New progress made towards the development of an HIV vaccine.
A combined treatment approach using a common cold virus and a DNA-based vaccine helped the immune system actively protect against HIV in the gut and bodily cavities in a study published in Scientific Reports.
Researchers delivered a rhinovirus, altered to include HIV proteins, inside the nose of mice. Simultaneously, the mice were injected with a DNA-vaccine, which caused very specific responses in the immune system.
The authors said these findings represent an important step towards introducing a first-line of defense against HIV at the site of infection.
“With sexual activity being one of the primary methods of HIV transmission, it’s necessary to try to protect those parts of the body that are most likely to encounter the virus first,” said senior study author Dr Branka Grubor-Bauk. “A possible reason why previous HIV vaccine trials have not been successful is because of this lack of frontline protection.”
The authors said it is important to note that the vaccine approach encompasses 2 different arms of the immune system, as white blood cells attack the virus and specific antibodies recognize and shut down the HIV-infected cells.
“There’s an element of HIV known as Tat [transactivator of transcription] that helps the virus to replicate quite rapidly,” said researcher Eric Gowans. “One of the beauties of our vaccine approach is that the antibodies inhibit the Tat effect, preventing HIV from replicating itself.
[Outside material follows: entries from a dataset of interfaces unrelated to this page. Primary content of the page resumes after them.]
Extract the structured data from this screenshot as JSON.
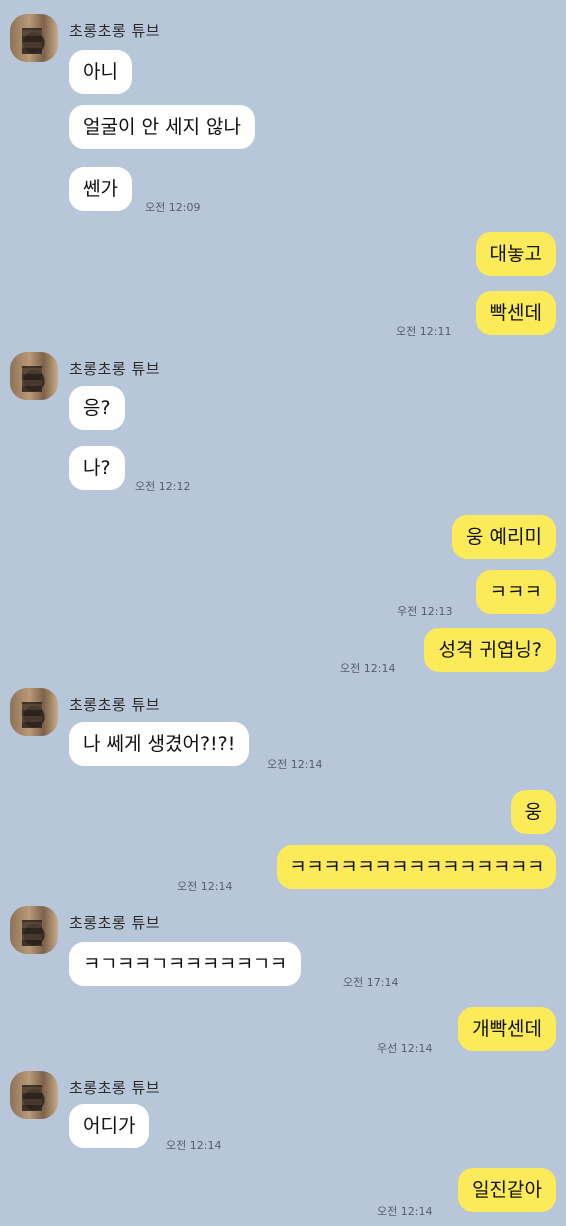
{
  "sender_name": "초롱초롱 튜브",
  "messages": {
    "m1": "아니",
    "m2": "얼굴이 안 세지 않나",
    "m3": "쎈가",
    "t3": "오전 12:09",
    "m4": "대놓고",
    "m5": "빡센데",
    "t5": "오전 12:11",
    "m6": "응?",
    "m7": "나?",
    "t7": "오전 12:12",
    "m8": "웅 예리미",
    "m9": "ㅋㅋㅋ",
    "t9": "우전 12:13",
    "m10": "성격 귀엽닝?",
    "t10": "오전 12:14",
    "m11": "나 쎄게 생겼어?!?!",
    "t11": "오전 12:14",
    "m12": "웅",
    "m13": "ㅋㅋㅋㅋㅋㅋㅋㅋㅋㅋㅋㅋㅋㅋㅋ",
    "t13": "오전 12:14",
    "m14": "ㅋㄱㅋㅋㄱㅋㅋㅋㅋㅋㄱㅋ",
    "t14": "오전 17:14",
    "m15": "개빡센데",
    "t15": "우선 12:14",
    "m16": "어디가",
    "t16": "오전 12:14",
    "m17": "일진같아",
    "t17": "오전 12:14"
  }
}
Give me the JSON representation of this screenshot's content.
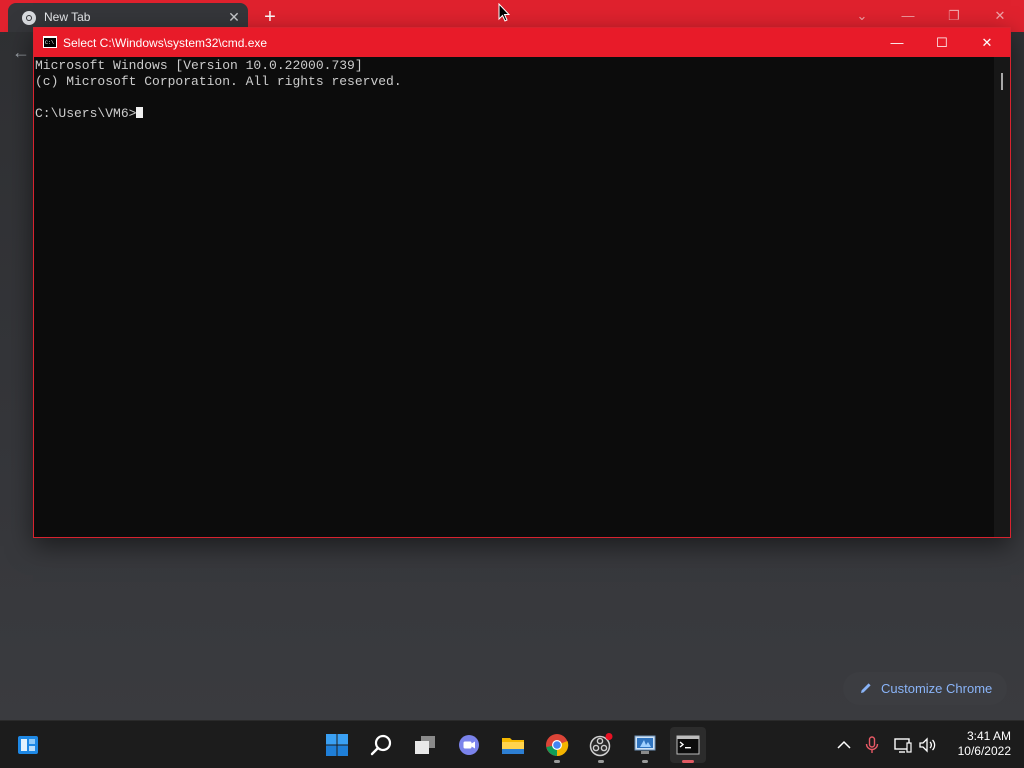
{
  "chrome": {
    "tab_title": "New Tab",
    "tab_close_glyph": "✕",
    "new_tab_glyph": "+",
    "back_glyph": "←",
    "window_controls": {
      "dropdown": "⌄",
      "minimize": "—",
      "restore": "❐",
      "close": "✕"
    },
    "customize_label": "Customize Chrome",
    "accent_color": "#e0222e"
  },
  "cmd": {
    "title": "Select C:\\Windows\\system32\\cmd.exe",
    "lines": [
      "Microsoft Windows [Version 10.0.22000.739]",
      "(c) Microsoft Corporation. All rights reserved.",
      "",
      "C:\\Users\\VM6>"
    ],
    "controls": {
      "minimize": "—",
      "maximize": "☐",
      "close": "✕"
    },
    "titlebar_color": "#e81b29"
  },
  "taskbar": {
    "items": [
      "start-icon",
      "search-icon",
      "task-view-icon",
      "teams-chat-icon",
      "file-explorer-icon",
      "chrome-icon",
      "obs-icon",
      "remote-desktop-icon",
      "terminal-icon"
    ],
    "tray": [
      "chevron-up-icon",
      "microphone-icon",
      "network-icon",
      "volume-icon"
    ],
    "time": "3:41 AM",
    "date": "10/6/2022"
  }
}
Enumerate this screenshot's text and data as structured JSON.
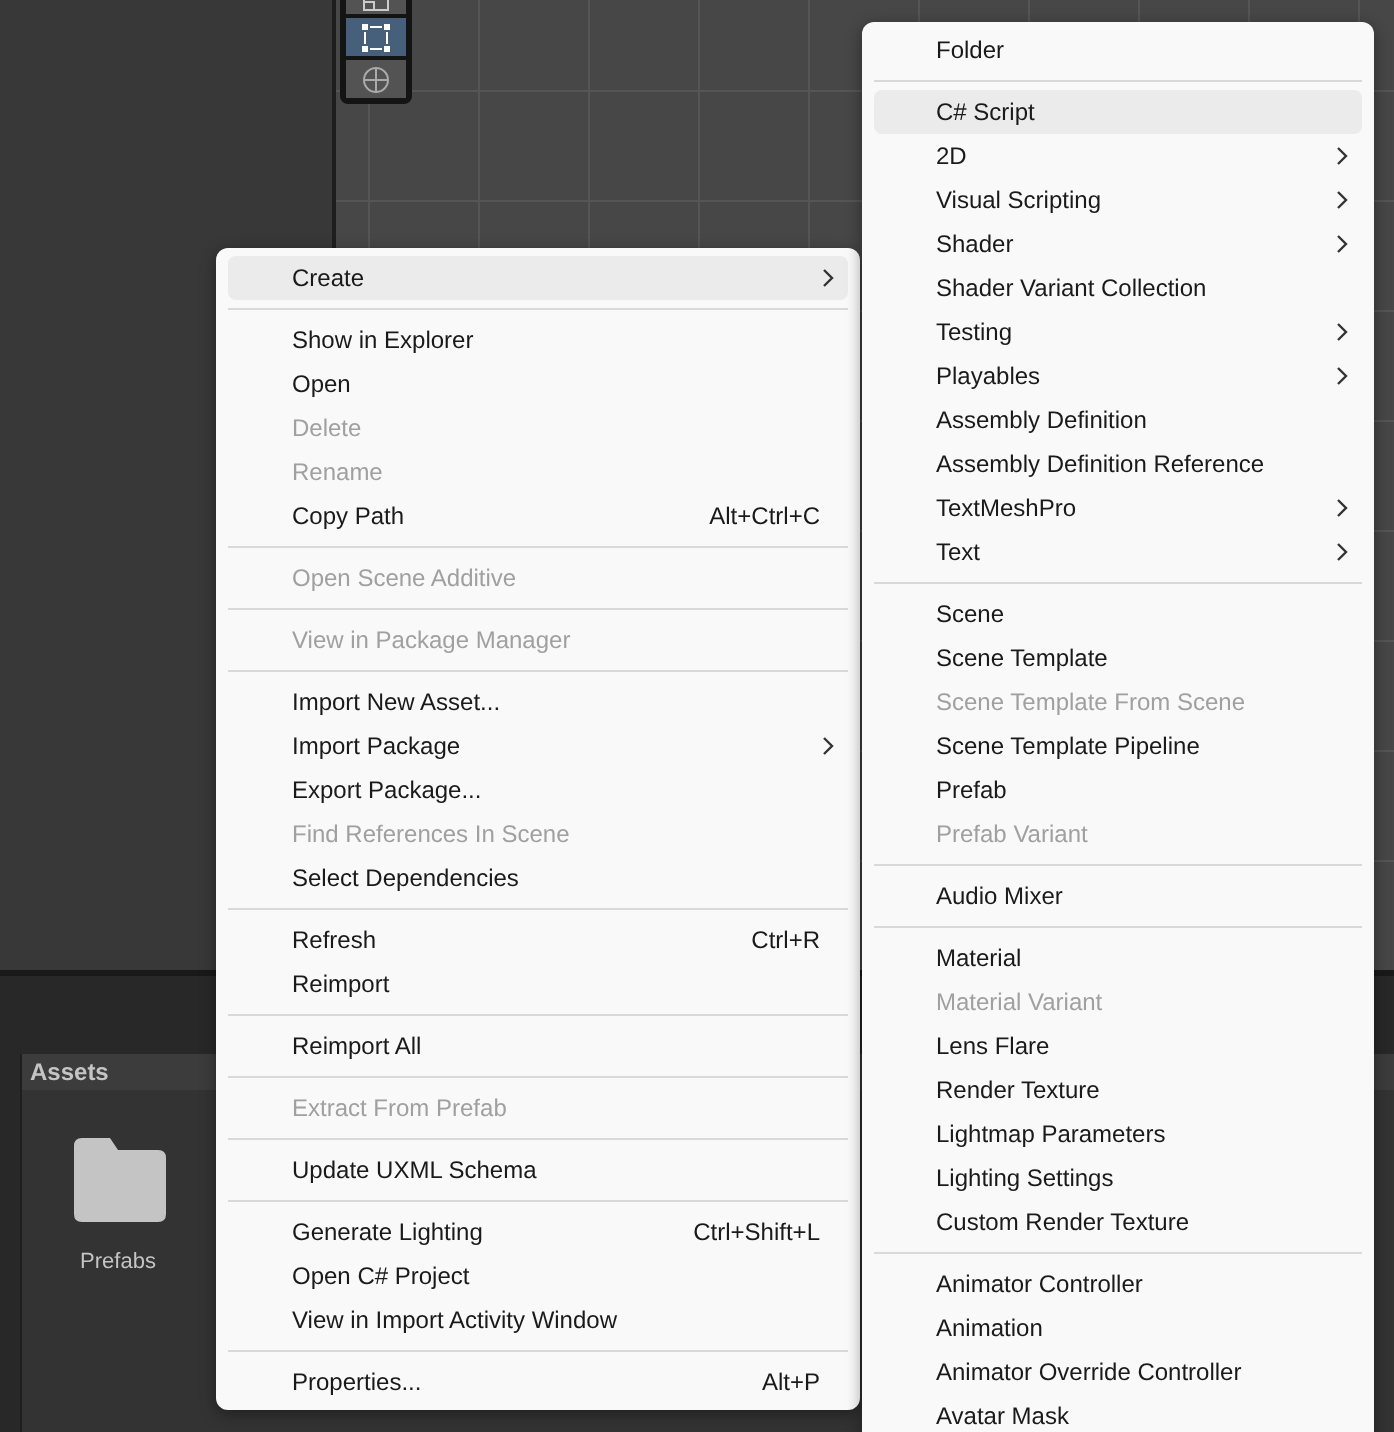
{
  "scene_toolbar": {
    "tools": [
      {
        "selected": false
      },
      {
        "selected": true
      },
      {
        "selected": false
      }
    ]
  },
  "project_panel": {
    "title": "Assets",
    "items": [
      {
        "label": "Prefabs"
      }
    ]
  },
  "context_menu": {
    "sections": [
      {
        "items": [
          {
            "label": "Create",
            "submenu": true,
            "disabled": false,
            "highlighted": true
          }
        ]
      },
      {
        "items": [
          {
            "label": "Show in Explorer",
            "submenu": false,
            "disabled": false,
            "highlighted": false
          },
          {
            "label": "Open",
            "submenu": false,
            "disabled": false,
            "highlighted": false
          },
          {
            "label": "Delete",
            "submenu": false,
            "disabled": true,
            "highlighted": false
          },
          {
            "label": "Rename",
            "submenu": false,
            "disabled": true,
            "highlighted": false
          },
          {
            "label": "Copy Path",
            "shortcut": "Alt+Ctrl+C",
            "submenu": false,
            "disabled": false,
            "highlighted": false
          }
        ]
      },
      {
        "items": [
          {
            "label": "Open Scene Additive",
            "submenu": false,
            "disabled": true,
            "highlighted": false
          }
        ]
      },
      {
        "items": [
          {
            "label": "View in Package Manager",
            "submenu": false,
            "disabled": true,
            "highlighted": false
          }
        ]
      },
      {
        "items": [
          {
            "label": "Import New Asset...",
            "submenu": false,
            "disabled": false,
            "highlighted": false
          },
          {
            "label": "Import Package",
            "submenu": true,
            "disabled": false,
            "highlighted": false
          },
          {
            "label": "Export Package...",
            "submenu": false,
            "disabled": false,
            "highlighted": false
          },
          {
            "label": "Find References In Scene",
            "submenu": false,
            "disabled": true,
            "highlighted": false
          },
          {
            "label": "Select Dependencies",
            "submenu": false,
            "disabled": false,
            "highlighted": false
          }
        ]
      },
      {
        "items": [
          {
            "label": "Refresh",
            "shortcut": "Ctrl+R",
            "submenu": false,
            "disabled": false,
            "highlighted": false
          },
          {
            "label": "Reimport",
            "submenu": false,
            "disabled": false,
            "highlighted": false
          }
        ]
      },
      {
        "items": [
          {
            "label": "Reimport All",
            "submenu": false,
            "disabled": false,
            "highlighted": false
          }
        ]
      },
      {
        "items": [
          {
            "label": "Extract From Prefab",
            "submenu": false,
            "disabled": true,
            "highlighted": false
          }
        ]
      },
      {
        "items": [
          {
            "label": "Update UXML Schema",
            "submenu": false,
            "disabled": false,
            "highlighted": false
          }
        ]
      },
      {
        "items": [
          {
            "label": "Generate Lighting",
            "shortcut": "Ctrl+Shift+L",
            "submenu": false,
            "disabled": false,
            "highlighted": false
          },
          {
            "label": "Open C# Project",
            "submenu": false,
            "disabled": false,
            "highlighted": false
          },
          {
            "label": "View in Import Activity Window",
            "submenu": false,
            "disabled": false,
            "highlighted": false
          }
        ]
      },
      {
        "items": [
          {
            "label": "Properties...",
            "shortcut": "Alt+P",
            "submenu": false,
            "disabled": false,
            "highlighted": false
          }
        ]
      }
    ]
  },
  "create_submenu": {
    "sections": [
      {
        "items": [
          {
            "label": "Folder",
            "submenu": false,
            "disabled": false,
            "highlighted": false
          }
        ]
      },
      {
        "items": [
          {
            "label": "C# Script",
            "submenu": false,
            "disabled": false,
            "highlighted": true
          },
          {
            "label": "2D",
            "submenu": true,
            "disabled": false,
            "highlighted": false
          },
          {
            "label": "Visual Scripting",
            "submenu": true,
            "disabled": false,
            "highlighted": false
          },
          {
            "label": "Shader",
            "submenu": true,
            "disabled": false,
            "highlighted": false
          },
          {
            "label": "Shader Variant Collection",
            "submenu": false,
            "disabled": false,
            "highlighted": false
          },
          {
            "label": "Testing",
            "submenu": true,
            "disabled": false,
            "highlighted": false
          },
          {
            "label": "Playables",
            "submenu": true,
            "disabled": false,
            "highlighted": false
          },
          {
            "label": "Assembly Definition",
            "submenu": false,
            "disabled": false,
            "highlighted": false
          },
          {
            "label": "Assembly Definition Reference",
            "submenu": false,
            "disabled": false,
            "highlighted": false
          },
          {
            "label": "TextMeshPro",
            "submenu": true,
            "disabled": false,
            "highlighted": false
          },
          {
            "label": "Text",
            "submenu": true,
            "disabled": false,
            "highlighted": false
          }
        ]
      },
      {
        "items": [
          {
            "label": "Scene",
            "submenu": false,
            "disabled": false,
            "highlighted": false
          },
          {
            "label": "Scene Template",
            "submenu": false,
            "disabled": false,
            "highlighted": false
          },
          {
            "label": "Scene Template From Scene",
            "submenu": false,
            "disabled": true,
            "highlighted": false
          },
          {
            "label": "Scene Template Pipeline",
            "submenu": false,
            "disabled": false,
            "highlighted": false
          },
          {
            "label": "Prefab",
            "submenu": false,
            "disabled": false,
            "highlighted": false
          },
          {
            "label": "Prefab Variant",
            "submenu": false,
            "disabled": true,
            "highlighted": false
          }
        ]
      },
      {
        "items": [
          {
            "label": "Audio Mixer",
            "submenu": false,
            "disabled": false,
            "highlighted": false
          }
        ]
      },
      {
        "items": [
          {
            "label": "Material",
            "submenu": false,
            "disabled": false,
            "highlighted": false
          },
          {
            "label": "Material Variant",
            "submenu": false,
            "disabled": true,
            "highlighted": false
          },
          {
            "label": "Lens Flare",
            "submenu": false,
            "disabled": false,
            "highlighted": false
          },
          {
            "label": "Render Texture",
            "submenu": false,
            "disabled": false,
            "highlighted": false
          },
          {
            "label": "Lightmap Parameters",
            "submenu": false,
            "disabled": false,
            "highlighted": false
          },
          {
            "label": "Lighting Settings",
            "submenu": false,
            "disabled": false,
            "highlighted": false
          },
          {
            "label": "Custom Render Texture",
            "submenu": false,
            "disabled": false,
            "highlighted": false
          }
        ]
      },
      {
        "items": [
          {
            "label": "Animator Controller",
            "submenu": false,
            "disabled": false,
            "highlighted": false
          },
          {
            "label": "Animation",
            "submenu": false,
            "disabled": false,
            "highlighted": false
          },
          {
            "label": "Animator Override Controller",
            "submenu": false,
            "disabled": false,
            "highlighted": false
          },
          {
            "label": "Avatar Mask",
            "submenu": false,
            "disabled": false,
            "highlighted": false
          }
        ]
      }
    ]
  }
}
“Overall, we found that infection was considerably reduced in the mice we studied. The findings of our work now support the need for further testing of this targeted approach to an HIV vaccine.”